The remains of four small cisterns are located in the small courtyard of Mermerkule. The two main cisterns, which were built adjacent the eastern wall of the complex, have a rectangular plan with beveled corners measuring around 5x4 meters. Part of the vaulting of the southernmost cistern (height approximately 1.7 m) has survived. The waterproof plaster of the cistern walls is 3 cm thick. The second and third cisterns are connected by a terracotta pipe, with the third cistern only partially surviving. A fourth small round cistern is located at the northeastern tower of the complex.
Hypothetical Reconstruction of YK-12 from the Yenikapi excavations and Mermerkule by Byzantium 1200
At Istanbul University Rıdvan Çelikel Archaeological Museum
Tower 1 and Mermerkule
Josiah Wood Whymper (1875)
Sébah & Joaillier
Tower 1 and 2 by Basile Kargopoulo
Ćurčić, Slobodan. Architecture in the Balkans from Diocletian to Süleyman the Magnificent
Ousterhout, Robert. Eastern Medieval Architecture: The Building Traditions of Byzantium and Neighboring Lands
Asutay-Effenberger, Neslihan. Landmauer Von Konstantinopel-Istanbul: Historisch-topographische und Baugeschichtliche Untersuchungen
Semiz, Nisa. İstanbul Haliç Ve Marmara Surları, belgeleme Çalışmaları, Tarihi Ve Peyzaj Değerlerinin Korunmasına Yönelik Öneriler by
Altuğ, Kerim. İstanbul'da Bizans Dönemi Sarnıçlarının Mimari Özellikleri ve Kentin Tarihsel Topografyasındaki Dağılımı
Nicol, Donald. The Last Centuries of Byzantium, 1261-1453
Ćurčić, Slobodan. “Visible And Invisible Aspects Of Building: The Fortified Palace Of Smederevo And Its Historical Significance”
Peschlow, Urs. “Die befestigte Residenz von Mermerkule. Beobachtungen an einem spätbyzantinischen bau im Verteidigungssystem von Konstantinople”
Peschlow, Urs. “Mermerkule-Ein spätbyzantinischer Palast in Konstantinopel”
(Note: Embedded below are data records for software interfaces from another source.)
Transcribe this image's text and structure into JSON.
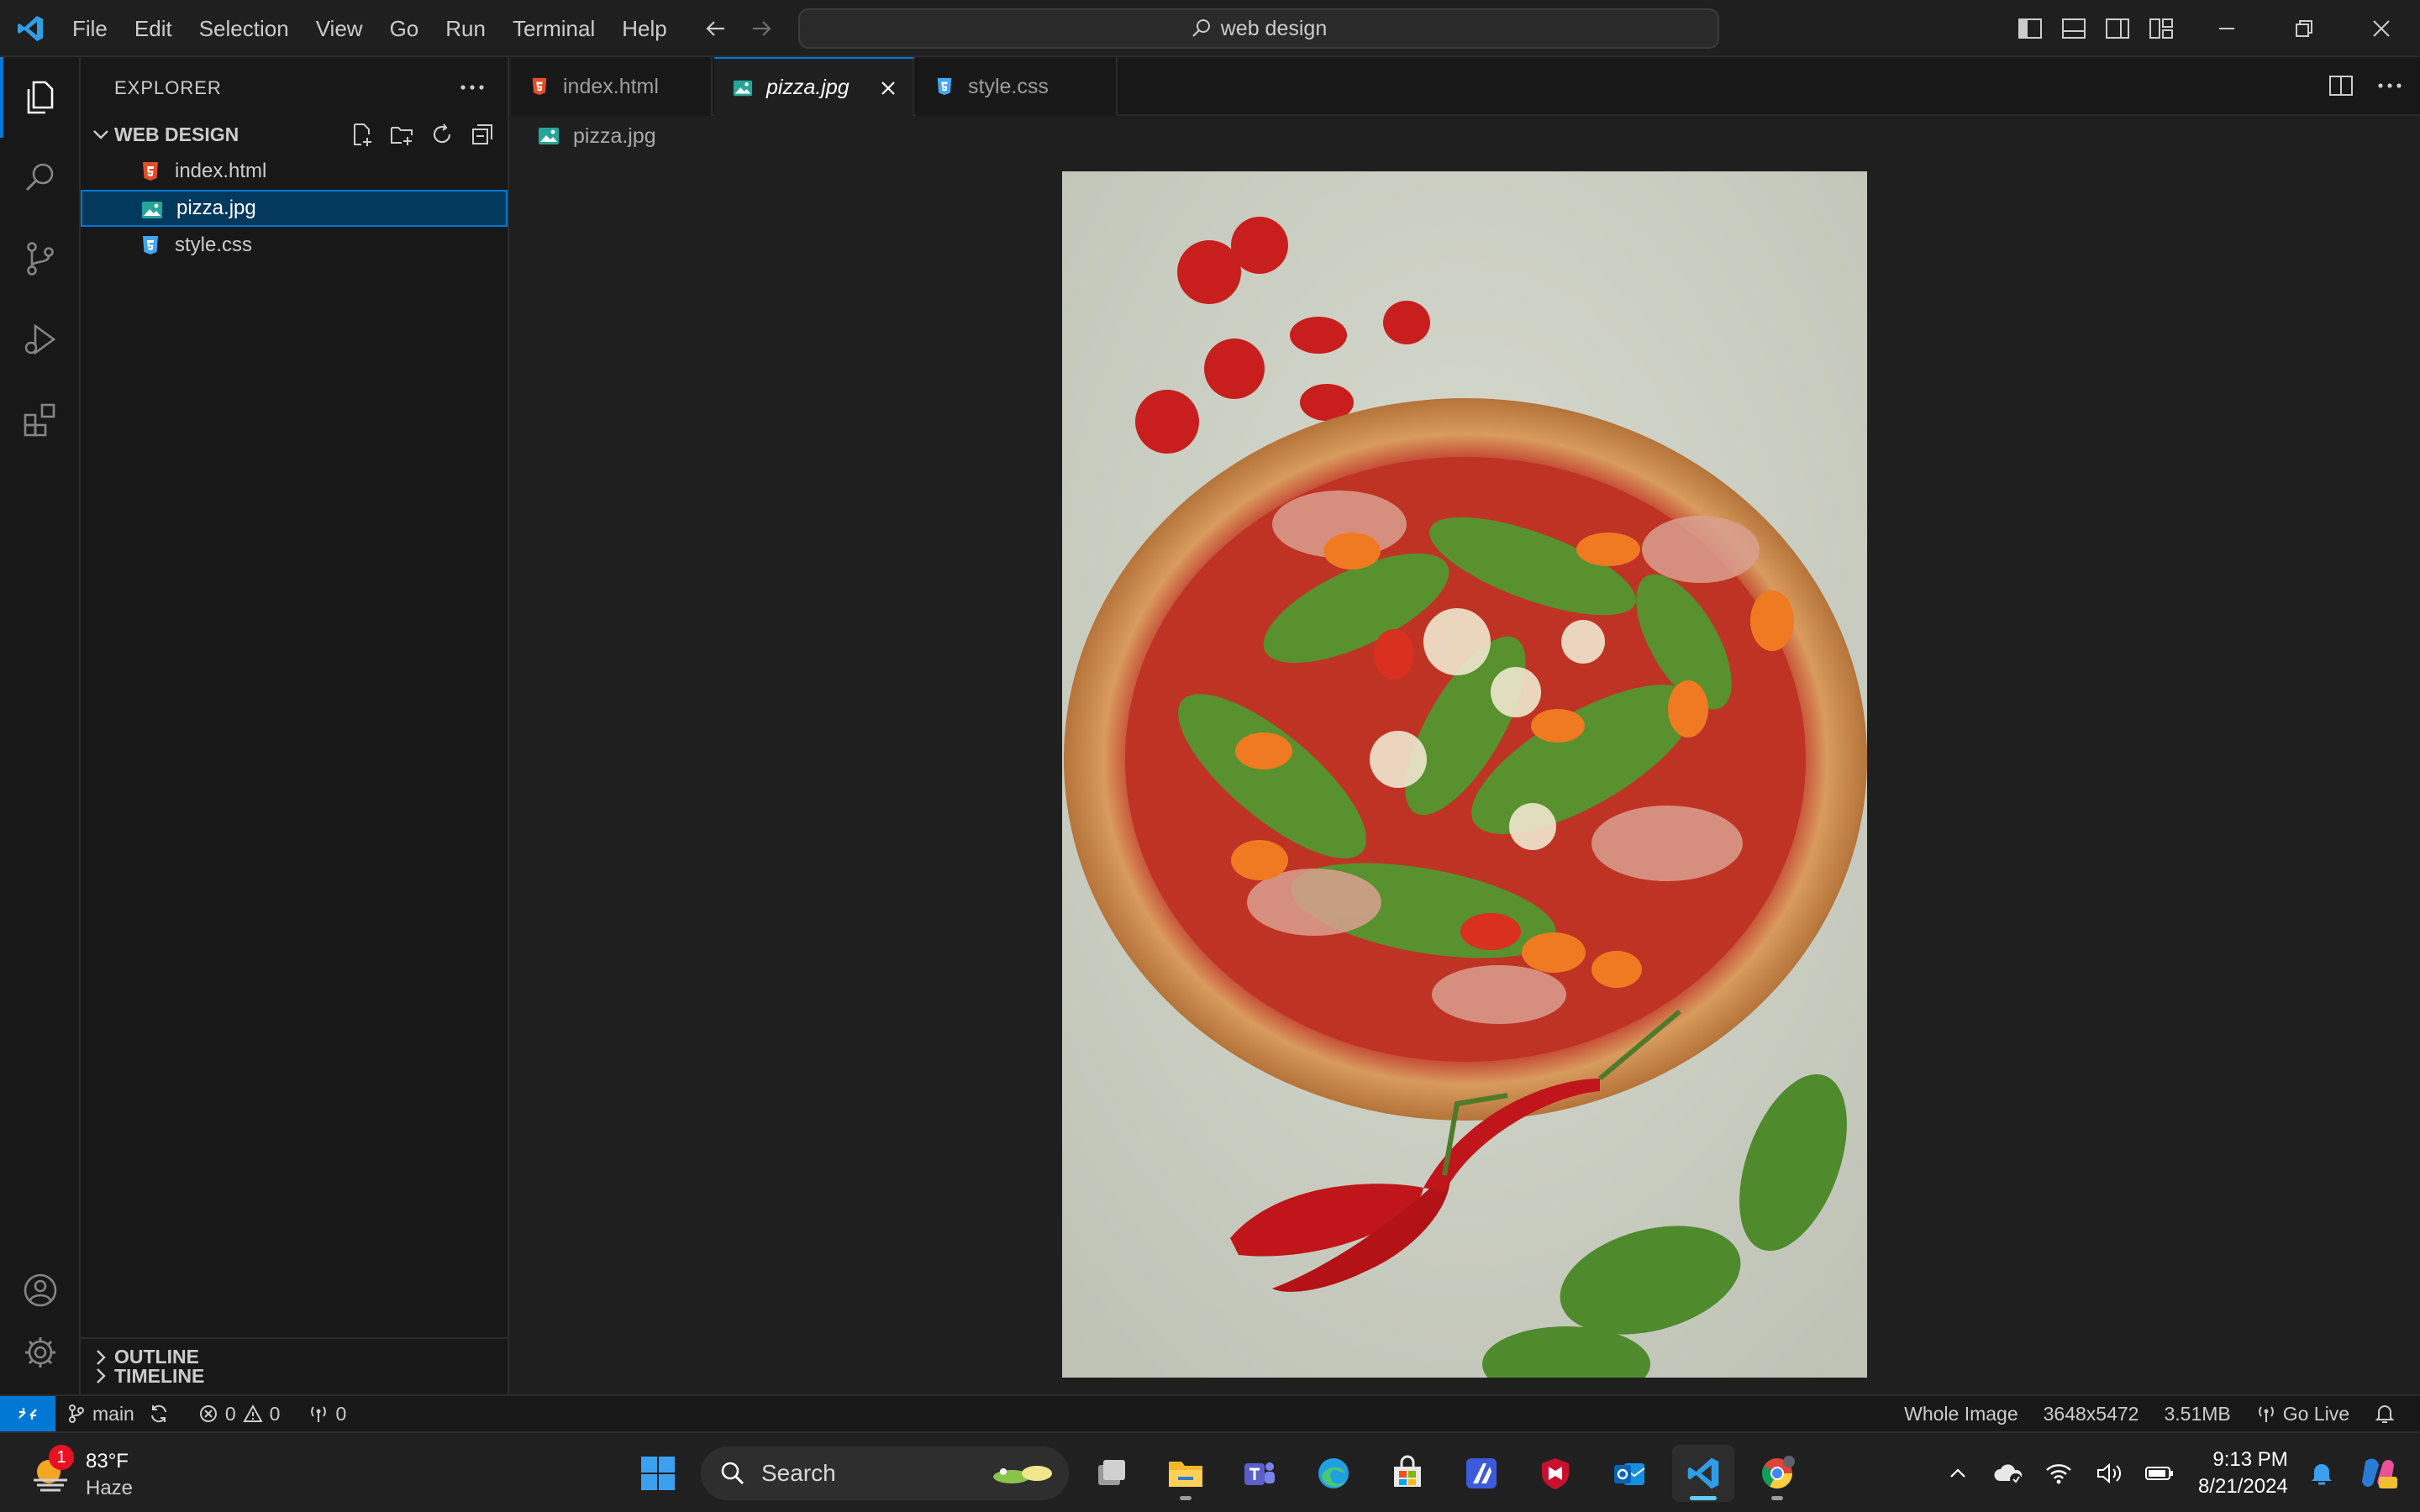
{
  "window": {
    "menu": [
      "File",
      "Edit",
      "Selection",
      "View",
      "Go",
      "Run",
      "Terminal",
      "Help"
    ],
    "command_center": "web design"
  },
  "sidebar": {
    "title": "EXPLORER",
    "folder": "WEB DESIGN",
    "files": [
      {
        "name": "index.html",
        "type": "html",
        "selected": false
      },
      {
        "name": "pizza.jpg",
        "type": "image",
        "selected": true
      },
      {
        "name": "style.css",
        "type": "css",
        "selected": false
      }
    ],
    "sections": [
      "OUTLINE",
      "TIMELINE"
    ]
  },
  "editor": {
    "tabs": [
      {
        "label": "index.html",
        "type": "html",
        "active": false
      },
      {
        "label": "pizza.jpg",
        "type": "image",
        "active": true
      },
      {
        "label": "style.css",
        "type": "css",
        "active": false
      }
    ],
    "breadcrumb": "pizza.jpg",
    "image_subject": "pizza with arugula, prosciutto, cherry tomatoes, chili peppers and basil"
  },
  "statusbar": {
    "branch": "main",
    "errors": "0",
    "warnings": "0",
    "ports": "0",
    "zoom": "Whole Image",
    "dimensions": "3648x5472",
    "size": "3.51MB",
    "go_live": "Go Live"
  },
  "taskbar": {
    "weather_temp": "83°F",
    "weather_condition": "Haze",
    "weather_badge": "1",
    "search_label": "Search",
    "time": "9:13 PM",
    "date": "8/21/2024"
  },
  "colors": {
    "accent": "#0078d4",
    "html_icon": "#e44d26",
    "css_icon": "#42a5f5",
    "image_icon": "#26a69a"
  }
}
Asutay-Effenberger, Neslihan. “Wer erbaute Mermer-Kule?”
Niewöhner, Philipp. “The late Late Antique origins of Byzantine palace architecture”